REQUIREMENT: Go through the data and copy each line where the string "time" appears.

SUPPLIED MATERIAL:
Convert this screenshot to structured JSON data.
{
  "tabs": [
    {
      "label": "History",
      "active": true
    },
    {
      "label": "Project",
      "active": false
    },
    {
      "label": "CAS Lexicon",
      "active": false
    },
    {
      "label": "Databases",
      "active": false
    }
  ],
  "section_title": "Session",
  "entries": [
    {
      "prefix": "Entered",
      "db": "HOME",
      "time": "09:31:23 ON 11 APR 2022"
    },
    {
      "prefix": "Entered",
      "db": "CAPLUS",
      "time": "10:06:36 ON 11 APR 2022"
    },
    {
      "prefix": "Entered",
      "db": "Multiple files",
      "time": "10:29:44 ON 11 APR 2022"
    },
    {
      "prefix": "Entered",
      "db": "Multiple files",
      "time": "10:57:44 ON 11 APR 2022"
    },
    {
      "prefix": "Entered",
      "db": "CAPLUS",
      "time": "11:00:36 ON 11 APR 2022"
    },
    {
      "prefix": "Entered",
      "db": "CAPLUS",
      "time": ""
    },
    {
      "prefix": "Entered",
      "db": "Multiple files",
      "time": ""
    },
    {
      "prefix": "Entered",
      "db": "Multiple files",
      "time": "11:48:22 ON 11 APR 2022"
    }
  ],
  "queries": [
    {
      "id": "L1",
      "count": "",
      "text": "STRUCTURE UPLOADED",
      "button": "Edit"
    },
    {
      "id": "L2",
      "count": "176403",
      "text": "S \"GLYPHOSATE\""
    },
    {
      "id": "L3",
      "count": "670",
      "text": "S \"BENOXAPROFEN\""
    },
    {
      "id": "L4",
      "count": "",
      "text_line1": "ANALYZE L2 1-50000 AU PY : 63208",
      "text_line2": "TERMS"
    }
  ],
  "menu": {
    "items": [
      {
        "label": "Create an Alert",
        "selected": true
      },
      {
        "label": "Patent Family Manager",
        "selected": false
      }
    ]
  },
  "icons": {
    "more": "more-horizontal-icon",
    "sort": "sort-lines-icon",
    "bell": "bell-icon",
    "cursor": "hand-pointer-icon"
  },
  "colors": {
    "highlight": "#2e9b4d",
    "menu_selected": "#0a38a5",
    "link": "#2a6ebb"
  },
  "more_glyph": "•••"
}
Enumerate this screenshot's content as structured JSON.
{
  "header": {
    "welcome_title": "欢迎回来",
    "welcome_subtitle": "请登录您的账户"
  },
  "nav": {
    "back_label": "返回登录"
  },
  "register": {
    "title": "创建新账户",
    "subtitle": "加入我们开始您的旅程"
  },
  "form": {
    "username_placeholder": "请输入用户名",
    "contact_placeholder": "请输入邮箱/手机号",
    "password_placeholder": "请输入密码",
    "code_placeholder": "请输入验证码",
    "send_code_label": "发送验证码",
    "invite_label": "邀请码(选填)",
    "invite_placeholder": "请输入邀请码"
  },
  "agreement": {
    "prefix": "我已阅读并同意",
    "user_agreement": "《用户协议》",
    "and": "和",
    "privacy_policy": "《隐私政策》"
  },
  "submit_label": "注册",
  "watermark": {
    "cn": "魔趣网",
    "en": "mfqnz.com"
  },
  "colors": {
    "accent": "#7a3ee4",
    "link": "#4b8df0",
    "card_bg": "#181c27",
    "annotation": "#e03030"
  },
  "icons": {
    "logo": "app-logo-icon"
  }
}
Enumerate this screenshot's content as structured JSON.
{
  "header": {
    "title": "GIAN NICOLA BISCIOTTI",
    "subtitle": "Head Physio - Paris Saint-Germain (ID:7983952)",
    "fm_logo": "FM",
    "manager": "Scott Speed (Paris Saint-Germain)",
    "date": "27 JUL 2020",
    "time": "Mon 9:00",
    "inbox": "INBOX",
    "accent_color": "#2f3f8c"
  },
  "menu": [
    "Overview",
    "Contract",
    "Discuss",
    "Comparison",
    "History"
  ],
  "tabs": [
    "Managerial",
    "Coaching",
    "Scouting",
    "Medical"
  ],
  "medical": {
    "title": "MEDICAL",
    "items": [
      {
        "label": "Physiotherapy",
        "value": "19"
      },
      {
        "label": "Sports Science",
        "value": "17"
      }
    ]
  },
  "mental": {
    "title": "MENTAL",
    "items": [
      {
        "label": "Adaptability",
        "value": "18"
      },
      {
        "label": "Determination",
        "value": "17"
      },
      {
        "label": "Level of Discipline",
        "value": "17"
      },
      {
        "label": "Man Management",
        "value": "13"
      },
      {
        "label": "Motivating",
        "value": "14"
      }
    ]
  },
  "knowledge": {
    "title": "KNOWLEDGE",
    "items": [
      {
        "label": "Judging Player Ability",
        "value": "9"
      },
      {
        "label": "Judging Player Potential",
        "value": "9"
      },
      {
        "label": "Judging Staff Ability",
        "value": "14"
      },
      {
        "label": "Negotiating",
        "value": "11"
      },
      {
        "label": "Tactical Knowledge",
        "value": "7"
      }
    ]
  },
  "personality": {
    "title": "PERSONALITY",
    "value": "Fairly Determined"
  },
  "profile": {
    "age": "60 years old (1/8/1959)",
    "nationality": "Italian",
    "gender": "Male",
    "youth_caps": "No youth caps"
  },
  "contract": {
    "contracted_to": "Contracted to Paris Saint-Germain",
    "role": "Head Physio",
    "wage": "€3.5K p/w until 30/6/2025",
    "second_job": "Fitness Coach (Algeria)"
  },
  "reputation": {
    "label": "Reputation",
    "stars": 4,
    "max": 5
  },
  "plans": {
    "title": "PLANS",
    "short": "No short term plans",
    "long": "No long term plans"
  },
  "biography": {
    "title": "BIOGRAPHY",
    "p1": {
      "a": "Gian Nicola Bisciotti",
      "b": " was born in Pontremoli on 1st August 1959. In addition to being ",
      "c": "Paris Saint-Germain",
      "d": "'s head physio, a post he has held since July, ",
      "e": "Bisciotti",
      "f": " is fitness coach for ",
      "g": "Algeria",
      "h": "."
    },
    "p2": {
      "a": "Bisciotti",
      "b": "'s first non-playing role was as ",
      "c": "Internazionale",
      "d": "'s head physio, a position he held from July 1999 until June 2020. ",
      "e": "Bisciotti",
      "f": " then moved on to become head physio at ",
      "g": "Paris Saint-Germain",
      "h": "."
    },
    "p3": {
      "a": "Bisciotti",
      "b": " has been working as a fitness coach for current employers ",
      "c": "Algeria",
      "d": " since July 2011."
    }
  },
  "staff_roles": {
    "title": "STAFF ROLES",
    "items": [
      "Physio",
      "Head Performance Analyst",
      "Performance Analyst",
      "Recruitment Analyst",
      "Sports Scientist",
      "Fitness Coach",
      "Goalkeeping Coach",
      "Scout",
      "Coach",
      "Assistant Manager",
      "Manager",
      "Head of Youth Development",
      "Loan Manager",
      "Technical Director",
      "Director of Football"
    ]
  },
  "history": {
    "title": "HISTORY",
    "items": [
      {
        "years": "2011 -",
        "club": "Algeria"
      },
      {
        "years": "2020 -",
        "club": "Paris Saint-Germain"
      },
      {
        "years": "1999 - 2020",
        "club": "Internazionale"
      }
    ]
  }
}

THE ANSWER:
      "time": "09:31:23 ON 11 APR 2022"
      "time": "10:06:36 ON 11 APR 2022"
      "time": "10:29:44 ON 11 APR 2022"
      "time": "10:57:44 ON 11 APR 2022"
      "time": "11:00:36 ON 11 APR 2022"
      "time": ""
      "time": ""
      "time": "11:48:22 ON 11 APR 2022"
    "time": "Mon 9:00",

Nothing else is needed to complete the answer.